▶ [Activity]: Nothing in the entries should be altered. Write them out in full.
----
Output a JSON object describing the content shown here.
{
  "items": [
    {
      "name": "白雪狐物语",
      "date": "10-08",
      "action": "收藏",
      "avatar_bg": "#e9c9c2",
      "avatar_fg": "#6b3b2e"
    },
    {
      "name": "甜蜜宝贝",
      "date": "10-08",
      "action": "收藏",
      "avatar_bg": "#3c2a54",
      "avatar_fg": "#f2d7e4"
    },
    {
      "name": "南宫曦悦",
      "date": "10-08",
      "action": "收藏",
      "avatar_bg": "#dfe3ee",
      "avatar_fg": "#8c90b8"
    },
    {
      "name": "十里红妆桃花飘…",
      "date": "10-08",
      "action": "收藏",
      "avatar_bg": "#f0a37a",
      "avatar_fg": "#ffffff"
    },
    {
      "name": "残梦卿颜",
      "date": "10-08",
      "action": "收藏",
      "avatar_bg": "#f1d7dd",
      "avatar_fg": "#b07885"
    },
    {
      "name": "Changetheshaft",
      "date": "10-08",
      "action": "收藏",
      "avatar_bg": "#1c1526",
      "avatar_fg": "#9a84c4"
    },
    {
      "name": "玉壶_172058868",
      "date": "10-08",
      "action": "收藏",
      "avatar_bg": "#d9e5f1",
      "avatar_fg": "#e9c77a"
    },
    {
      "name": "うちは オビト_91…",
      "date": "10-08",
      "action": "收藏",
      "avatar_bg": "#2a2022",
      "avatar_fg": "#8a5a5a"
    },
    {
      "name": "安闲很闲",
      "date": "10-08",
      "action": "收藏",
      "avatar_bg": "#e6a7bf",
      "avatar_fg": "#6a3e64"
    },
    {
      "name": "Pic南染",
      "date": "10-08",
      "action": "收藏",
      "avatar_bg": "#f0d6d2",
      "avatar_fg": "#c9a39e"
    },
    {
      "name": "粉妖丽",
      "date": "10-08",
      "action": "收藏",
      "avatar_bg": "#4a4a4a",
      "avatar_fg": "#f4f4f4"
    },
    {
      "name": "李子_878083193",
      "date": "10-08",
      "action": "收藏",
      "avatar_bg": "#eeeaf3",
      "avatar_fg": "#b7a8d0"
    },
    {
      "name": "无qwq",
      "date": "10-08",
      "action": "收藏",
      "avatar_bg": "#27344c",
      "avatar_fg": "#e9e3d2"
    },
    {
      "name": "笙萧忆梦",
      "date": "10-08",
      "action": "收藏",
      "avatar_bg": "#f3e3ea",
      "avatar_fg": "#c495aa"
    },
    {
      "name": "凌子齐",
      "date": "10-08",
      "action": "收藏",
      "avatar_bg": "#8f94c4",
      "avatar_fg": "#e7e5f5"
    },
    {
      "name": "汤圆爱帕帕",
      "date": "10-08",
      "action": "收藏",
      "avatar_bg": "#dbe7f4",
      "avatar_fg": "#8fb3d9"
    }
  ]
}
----
▶ [Answer to this problem]:
Output a JSON object describing the content shown here.
{
  "items": [
    {
      "name": "白雪狐物语",
      "date": "10-08",
      "action": "收藏",
      "avatar_bg": "#e9c9c2",
      "avatar_fg": "#6b3b2e"
    },
    {
      "name": "甜蜜宝贝",
      "date": "10-08",
      "action": "收藏",
      "avatar_bg": "#3c2a54",
      "avatar_fg": "#f2d7e4"
    },
    {
      "name": "南宫曦悦",
      "date": "10-08",
      "action": "收藏",
      "avatar_bg": "#dfe3ee",
      "avatar_fg": "#8c90b8"
    },
    {
      "name": "十里红妆桃花飘…",
      "date": "10-08",
      "action": "收藏",
      "avatar_bg": "#f0a37a",
      "avatar_fg": "#ffffff"
    },
    {
      "name": "残梦卿颜",
      "date": "10-08",
      "action": "收藏",
      "avatar_bg": "#f1d7dd",
      "avatar_fg": "#b07885"
    },
    {
      "name": "Changetheshaft",
      "date": "10-08",
      "action": "收藏",
      "avatar_bg": "#1c1526",
      "avatar_fg": "#9a84c4"
    },
    {
      "name": "玉壶_172058868",
      "date": "10-08",
      "action": "收藏",
      "avatar_bg": "#d9e5f1",
      "avatar_fg": "#e9c77a"
    },
    {
      "name": "うちは オビト_91…",
      "date": "10-08",
      "action": "收藏",
      "avatar_bg": "#2a2022",
      "avatar_fg": "#8a5a5a"
    },
    {
      "name": "安闲很闲",
      "date": "10-08",
      "action": "收藏",
      "avatar_bg": "#e6a7bf",
      "avatar_fg": "#6a3e64"
    },
    {
      "name": "Pic南染",
      "date": "10-08",
      "action": "收藏",
      "avatar_bg": "#f0d6d2",
      "avatar_fg": "#c9a39e"
    },
    {
      "name": "粉妖丽",
      "date": "10-08",
      "action": "收藏",
      "avatar_bg": "#4a4a4a",
      "avatar_fg": "#f4f4f4"
    },
    {
      "name": "李子_878083193",
      "date": "10-08",
      "action": "收藏",
      "avatar_bg": "#eeeaf3",
      "avatar_fg": "#b7a8d0"
    },
    {
      "name": "无qwq",
      "date": "10-08",
      "action": "收藏",
      "avatar_bg": "#27344c",
      "avatar_fg": "#e9e3d2"
    },
    {
      "name": "笙萧忆梦",
      "date": "10-08",
      "action": "收藏",
      "avatar_bg": "#f3e3ea",
      "avatar_fg": "#c495aa"
    },
    {
      "name": "凌子齐",
      "date": "10-08",
      "action": "收藏",
      "avatar_bg": "#8f94c4",
      "avatar_fg": "#e7e5f5"
    },
    {
      "name": "汤圆爱帕帕",
      "date": "10-08",
      "action": "收藏",
      "avatar_bg": "#dbe7f4",
      "avatar_fg": "#8fb3d9"
    }
  ]
}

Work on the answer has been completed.